Today, I’d like to talk a little about the story bomb. But before I do, go over to John Wiswell’s blog and read Making Ideas. Writers get asked about imagination a lot, he begins. Where do you get your ideas? It’s a really insightful post about the beginnings of the writing process.
Me, I ’m not that insightful — or at best, most of my insights don’t lend themselves well to description. I’m mostly a pantser (i.e. I write by the seat of my pants) and that really starts with the ideas. These Writing Wibbles can be difficult to write simply because I often don’t put that much thought into the process of writing; I’m too busy doing it. In the best of times, the characters are telling the story and I’m just taking dictation.
John makes an excellent point: you have to immerse yourself in good stories, in good writing, to train yourself to recognize it (and, we hope, create your own). I read a lot from the time I could read (before my fourth birthday… I cannot remember ever not being able to read) up to the time I plunged so deeply into the world of FAR Future that I was spending all my free time writing.
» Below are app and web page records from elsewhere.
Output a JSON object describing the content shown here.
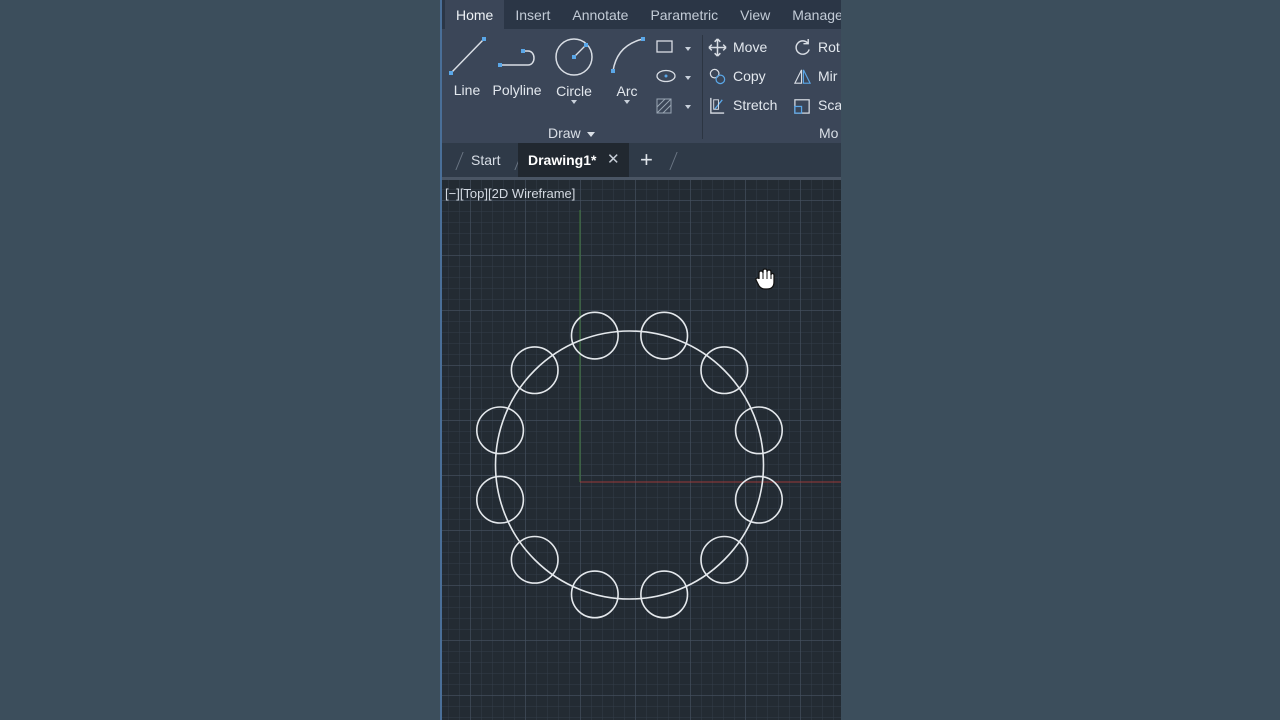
{
  "ribbon_tabs": [
    {
      "label": "Home",
      "active": true
    },
    {
      "label": "Insert",
      "active": false
    },
    {
      "label": "Annotate",
      "active": false
    },
    {
      "label": "Parametric",
      "active": false
    },
    {
      "label": "View",
      "active": false
    },
    {
      "label": "Manage",
      "active": false
    }
  ],
  "draw_panel": {
    "title": "Draw",
    "tools": {
      "line": "Line",
      "polyline": "Polyline",
      "circle": "Circle",
      "arc": "Arc"
    },
    "small_tools": [
      "rectangle-icon",
      "ellipse-icon",
      "hatch-icon"
    ]
  },
  "modify_panel": {
    "title": "Mo",
    "tools": {
      "move": "Move",
      "copy": "Copy",
      "stretch": "Stretch",
      "rotate": "Rot",
      "mirror": "Mir",
      "scale": "Sca"
    }
  },
  "file_tabs": {
    "start": "Start",
    "active": "Drawing1*",
    "new_tab_icon": "plus-icon",
    "close_icon": "close-icon"
  },
  "viewport": {
    "label": "[−][Top][2D Wireframe]",
    "cursor_icon": "pan-hand-icon"
  },
  "drawing": {
    "main_circle_radius": 1,
    "small_circle_count": 12,
    "small_circle_radius_ratio": 0.174,
    "line_color": "#e4e8ec"
  },
  "colors": {
    "x_axis": "#9a3a3a",
    "y_axis": "#3f7a3a"
  }
}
So where do I get my ideas? They just come. I’ve mentioned before, I believe creativity to be a reflection of the Divine, the image in which we were created. Sometimes, the idea comes in a snippet of a dream (in which I tell someone, “Dammit, you fool, I’m her father!” although she was made rather than born). Or there was the time I was driving to work and was surrounded by white pickup trucks for a half-minute. Writing prompts usually work best for me when I ask a question — what happened up to this point? — and if I ask the right question, the answer often comes in a story bomb and I’m off to the races. White Pickups was originally a flash piece, about 700 words, ending with Tina in the Saver-Mart parking lot. When I asked myself “so what happened next?” I got a 200 kiloword thermonuclear story bomb. Well, no — I didn’t get one Big One, it was more like a carpet story bombing that has kept me busy for nearly two years now. Accidental Sorcerers (and some partly-written follow-ons) came from a photo and an off-hand comment by the photographer.
What about you? Do you get ideas as a story bomb? Or do they just trickle in? Or do you just lasso an idea and drag it into the corral?